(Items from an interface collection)
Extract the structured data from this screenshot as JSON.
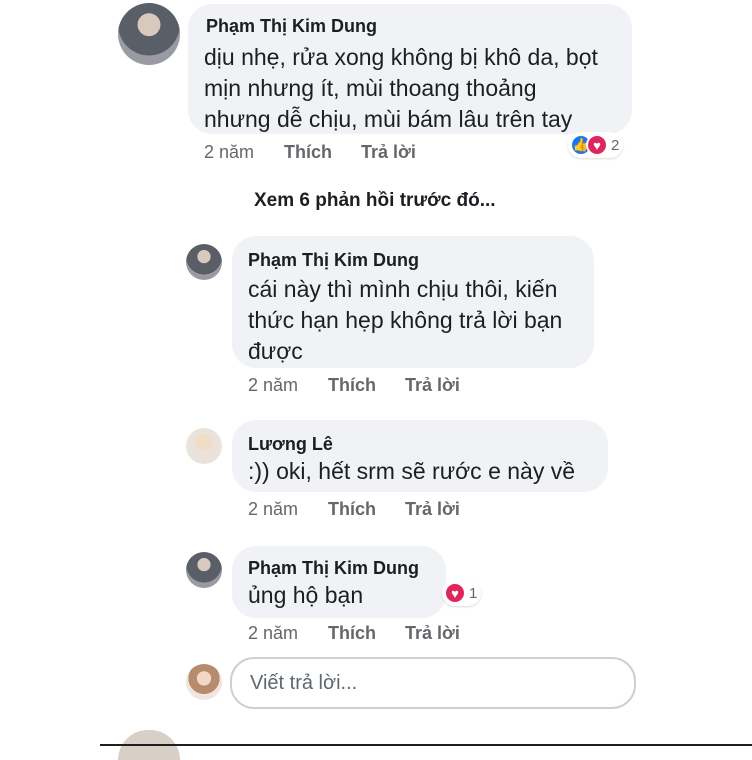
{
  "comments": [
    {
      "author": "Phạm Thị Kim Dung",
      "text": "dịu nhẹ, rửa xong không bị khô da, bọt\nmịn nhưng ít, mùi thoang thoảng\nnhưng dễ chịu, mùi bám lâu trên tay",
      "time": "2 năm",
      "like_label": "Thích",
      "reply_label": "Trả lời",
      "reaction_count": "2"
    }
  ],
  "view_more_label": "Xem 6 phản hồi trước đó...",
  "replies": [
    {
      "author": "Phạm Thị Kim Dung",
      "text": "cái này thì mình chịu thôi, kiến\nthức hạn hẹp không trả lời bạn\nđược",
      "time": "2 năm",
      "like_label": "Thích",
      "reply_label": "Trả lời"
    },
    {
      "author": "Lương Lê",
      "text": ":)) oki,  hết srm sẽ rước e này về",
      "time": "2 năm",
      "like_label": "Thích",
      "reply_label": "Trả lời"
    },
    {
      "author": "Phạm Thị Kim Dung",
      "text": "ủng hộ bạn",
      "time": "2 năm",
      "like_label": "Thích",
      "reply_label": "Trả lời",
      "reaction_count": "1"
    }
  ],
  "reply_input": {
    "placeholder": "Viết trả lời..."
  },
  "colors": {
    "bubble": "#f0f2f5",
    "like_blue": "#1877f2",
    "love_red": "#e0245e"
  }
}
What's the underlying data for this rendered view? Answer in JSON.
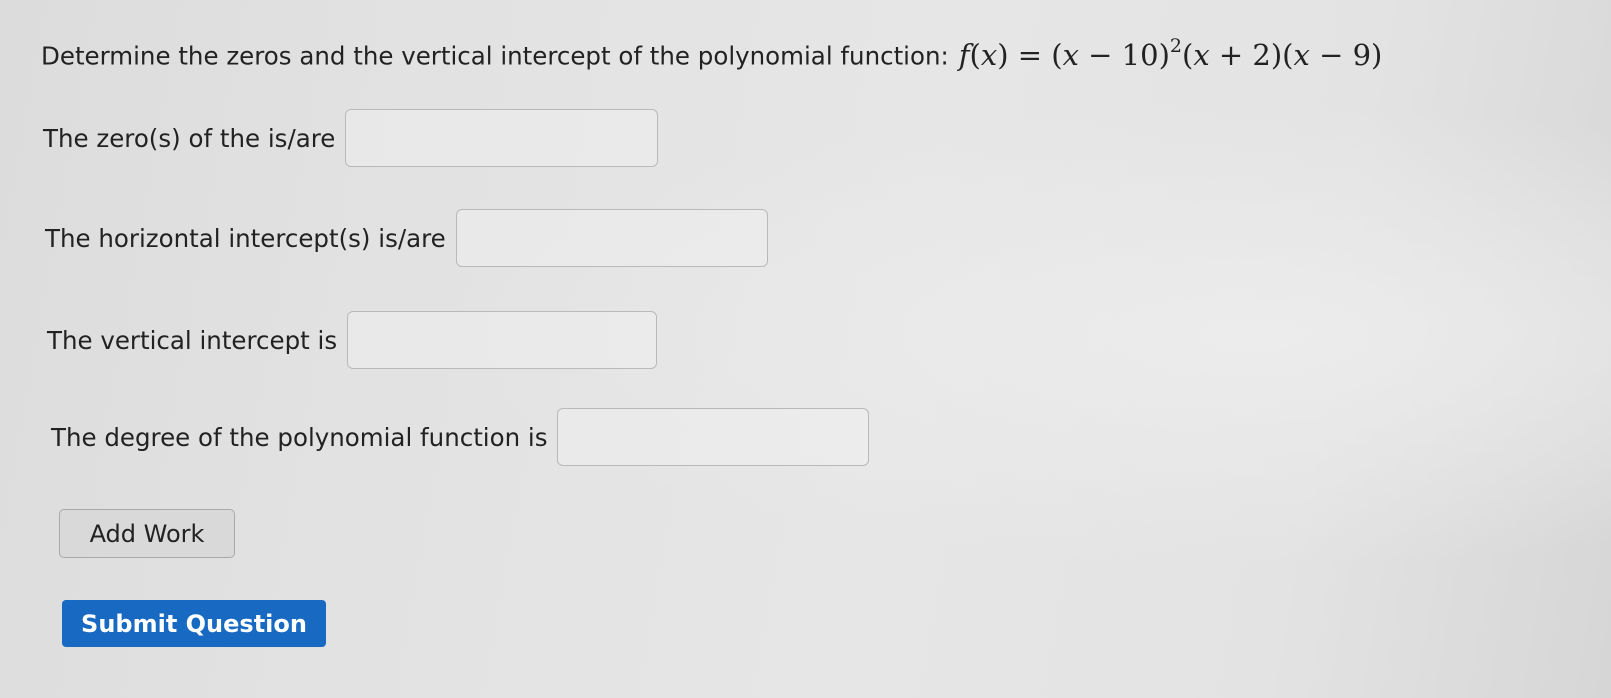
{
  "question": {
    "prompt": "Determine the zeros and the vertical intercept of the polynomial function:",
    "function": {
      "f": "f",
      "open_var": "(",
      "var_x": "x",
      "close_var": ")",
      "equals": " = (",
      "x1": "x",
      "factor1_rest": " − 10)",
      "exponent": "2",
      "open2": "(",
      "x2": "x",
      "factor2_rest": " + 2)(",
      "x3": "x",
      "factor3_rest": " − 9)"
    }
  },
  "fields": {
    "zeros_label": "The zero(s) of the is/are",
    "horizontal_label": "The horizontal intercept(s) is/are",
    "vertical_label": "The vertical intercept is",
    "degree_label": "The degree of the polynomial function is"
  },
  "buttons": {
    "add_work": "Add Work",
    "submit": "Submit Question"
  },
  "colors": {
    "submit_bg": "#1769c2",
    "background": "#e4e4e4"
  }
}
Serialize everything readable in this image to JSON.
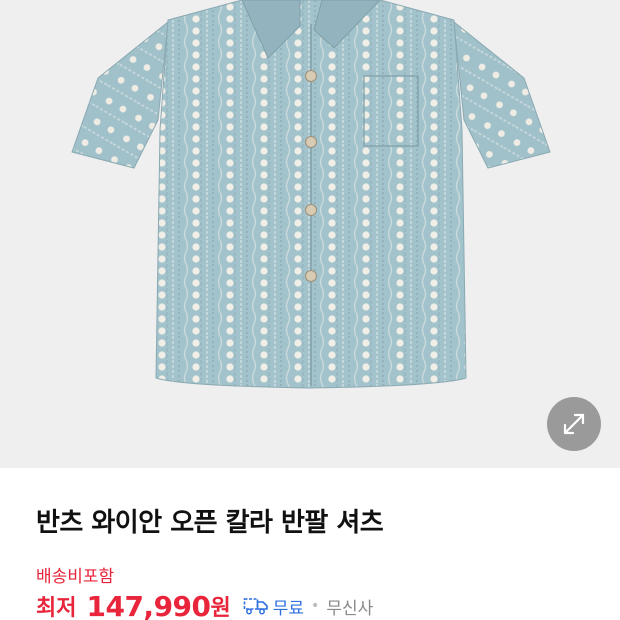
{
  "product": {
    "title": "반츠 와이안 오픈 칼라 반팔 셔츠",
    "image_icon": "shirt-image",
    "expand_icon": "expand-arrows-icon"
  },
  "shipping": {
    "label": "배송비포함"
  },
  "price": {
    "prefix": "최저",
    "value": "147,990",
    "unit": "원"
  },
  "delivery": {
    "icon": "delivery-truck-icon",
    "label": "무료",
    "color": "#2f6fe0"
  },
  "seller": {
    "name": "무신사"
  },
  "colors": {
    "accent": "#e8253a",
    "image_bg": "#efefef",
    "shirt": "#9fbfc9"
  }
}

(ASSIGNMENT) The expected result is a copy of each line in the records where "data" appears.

(RESULT)
Extract the structured data from this screenshot as JSON.
What's the underlying data for this rendered view? Answer in JSON.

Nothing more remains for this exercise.